Fort Collins is another college community, the home of Colorado State University. It’s one of just six midsize metros where more than 40 percent of all adults hold bachelor’s degrees.

Boise is one of the fastest-growing places in America, adding 123,000 people since 2000, a growth rate of 26.4 percent. The typical midsize metro grew 8.4 percent over the same span.

Colorado Springs has a sizable corps of young adults, giving it a strong foundation for the future. Nearly 30 percent of Colorado Springs’ residents are between the ages of 25 and 44, sixth-best in the midrange study group.

Des Moines is a joy for commuters fed up with the hassles of big-city traffic. The typical Des Moines adult takes 19.7 minutes to get from home to his or her workplace, compared to more than half an hour in major metros such as New York City, Chicago and Los Angeles.

All 124 markets in the study have been officially classified as metropolitan areas by the U.S. Office of Management and Budget. Each midsize metro is centered on a city with at least 50,000 residents. Adjacent suburbs and nearby countryside are added to boost the total population into the range of 250,000 to 1 million.

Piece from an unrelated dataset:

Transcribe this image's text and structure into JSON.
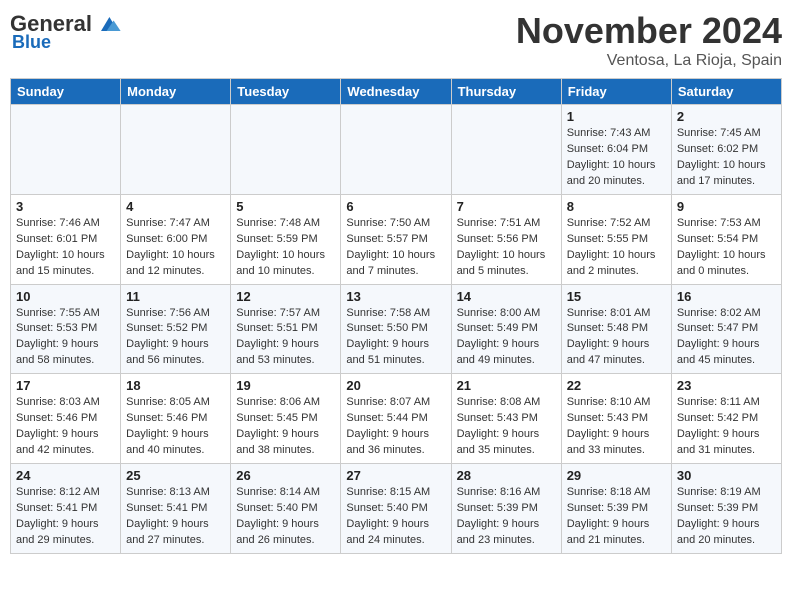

The largest midsize metros are Tucson, Ariz., with 967,000 residents; Honolulu, with 906,000; and Tulsa, with 905,000, based on 2007 Census Bureau estimates. At the tail end are Cedar Rapids, Iowa, with 253,000 residents, and Santa Cruz, Calif., with 252,000.